** DATA FOR THE TASK **
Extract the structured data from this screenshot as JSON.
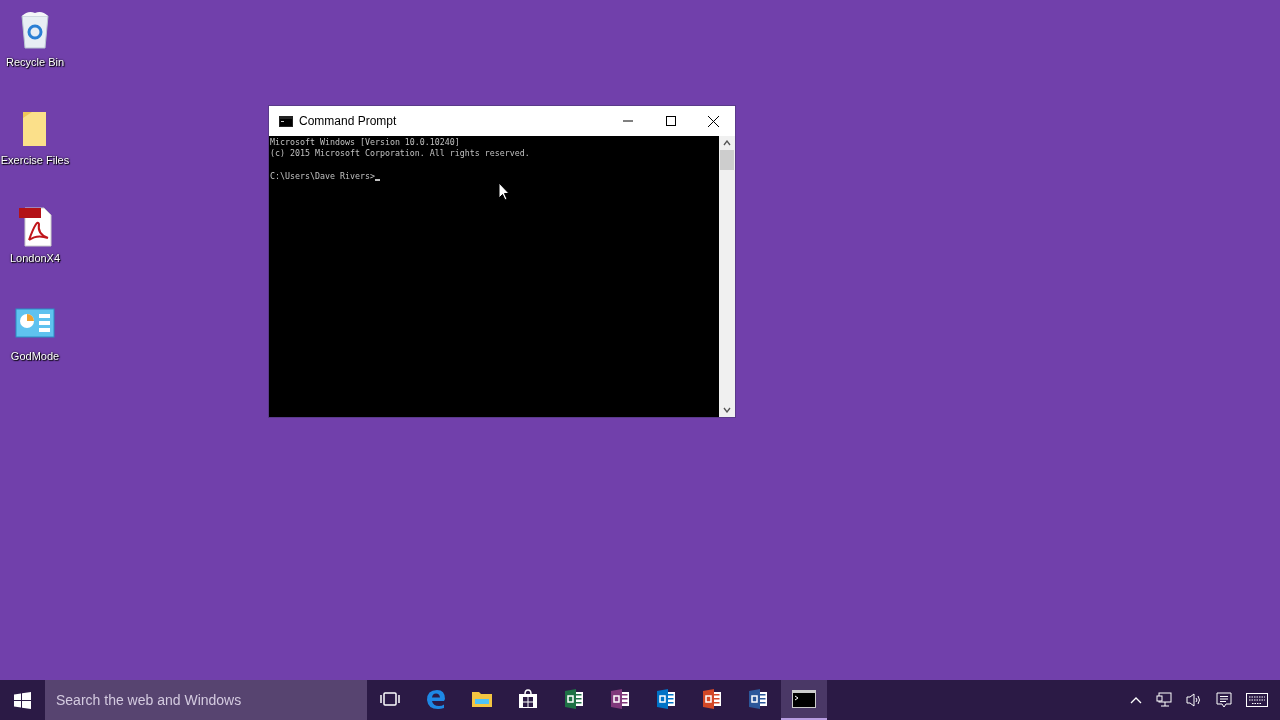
{
  "desktop_icons": [
    {
      "kind": "recycle",
      "label": "Recycle Bin"
    },
    {
      "kind": "folder",
      "label": "Exercise Files"
    },
    {
      "kind": "pdf",
      "label": "LondonX4"
    },
    {
      "kind": "panel",
      "label": "GodMode"
    }
  ],
  "window": {
    "title": "Command Prompt",
    "lines": [
      "Microsoft Windows [Version 10.0.10240]",
      "(c) 2015 Microsoft Corporation. All rights reserved."
    ],
    "prompt": "C:\\Users\\Dave Rivers>"
  },
  "taskbar": {
    "search": {
      "placeholder": "Search the web and Windows"
    },
    "apps": [
      {
        "kind": "taskview",
        "selected": false
      },
      {
        "kind": "edge",
        "selected": false
      },
      {
        "kind": "explorer",
        "selected": false
      },
      {
        "kind": "store",
        "selected": false
      },
      {
        "kind": "excel",
        "selected": false
      },
      {
        "kind": "onenote",
        "selected": false
      },
      {
        "kind": "outlook",
        "selected": false
      },
      {
        "kind": "powerpoint",
        "selected": false
      },
      {
        "kind": "word",
        "selected": false
      },
      {
        "kind": "console",
        "selected": true
      }
    ]
  }
}
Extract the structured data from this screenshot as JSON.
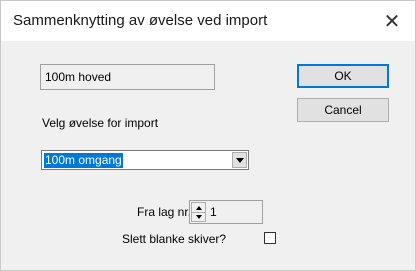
{
  "window": {
    "title": "Sammenknytting av øvelse ved import",
    "close_glyph": "✕"
  },
  "source_event": "100m hoved",
  "buttons": {
    "ok": "OK",
    "cancel": "Cancel"
  },
  "select_label": "Velg øvelse for import",
  "event_select": {
    "selected": "100m omgang"
  },
  "from_team": {
    "label": "Fra lag nr.",
    "value": "1"
  },
  "delete_blank": {
    "label": "Slett blanke skiver?",
    "checked": false
  }
}
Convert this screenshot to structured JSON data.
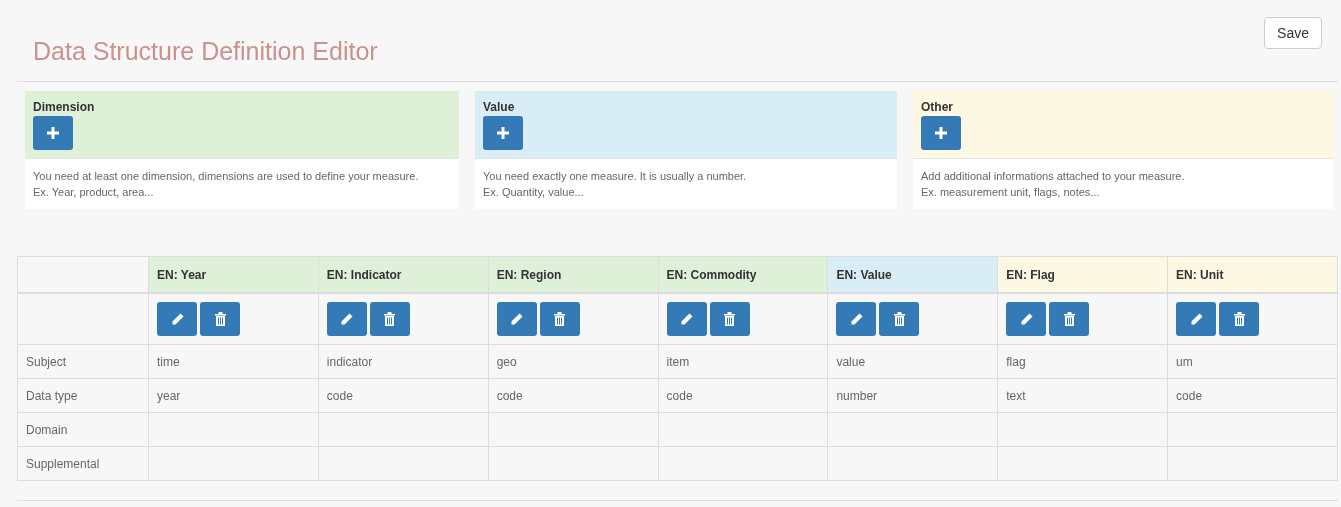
{
  "header": {
    "title": "Data Structure Definition Editor",
    "save_button": "Save"
  },
  "panels": [
    {
      "kind": "dimension",
      "title": "Dimension",
      "lines": [
        "You need at least one dimension, dimensions are used to define your measure.",
        "Ex. Year, product, area..."
      ]
    },
    {
      "kind": "value",
      "title": "Value",
      "lines": [
        "You need exactly one measure. It is usually a number.",
        "Ex. Quantity, value..."
      ]
    },
    {
      "kind": "other",
      "title": "Other",
      "lines": [
        "Add additional informations attached to your measure.",
        "Ex. measurement unit, flags, notes..."
      ]
    }
  ],
  "table": {
    "row_labels": [
      "Subject",
      "Data type",
      "Domain",
      "Supplemental"
    ],
    "columns": [
      {
        "kind": "dimension",
        "header": "EN: Year",
        "cells": [
          "time",
          "year"
        ]
      },
      {
        "kind": "dimension",
        "header": "EN: Indicator",
        "cells": [
          "indicator",
          "code"
        ]
      },
      {
        "kind": "dimension",
        "header": "EN: Region",
        "cells": [
          "geo",
          "code"
        ]
      },
      {
        "kind": "dimension",
        "header": "EN: Commodity",
        "cells": [
          "item",
          "code"
        ]
      },
      {
        "kind": "value",
        "header": "EN: Value",
        "cells": [
          "value",
          "number"
        ]
      },
      {
        "kind": "other",
        "header": "EN: Flag",
        "cells": [
          "flag",
          "text"
        ]
      },
      {
        "kind": "other",
        "header": "EN: Unit",
        "cells": [
          "um",
          "code"
        ]
      }
    ]
  }
}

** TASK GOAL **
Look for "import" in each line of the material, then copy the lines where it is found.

** EXERCISE OUTPUT **
    "title": "Sammenknytting av øvelse ved import",
  "select_label": "Velg øvelse for import",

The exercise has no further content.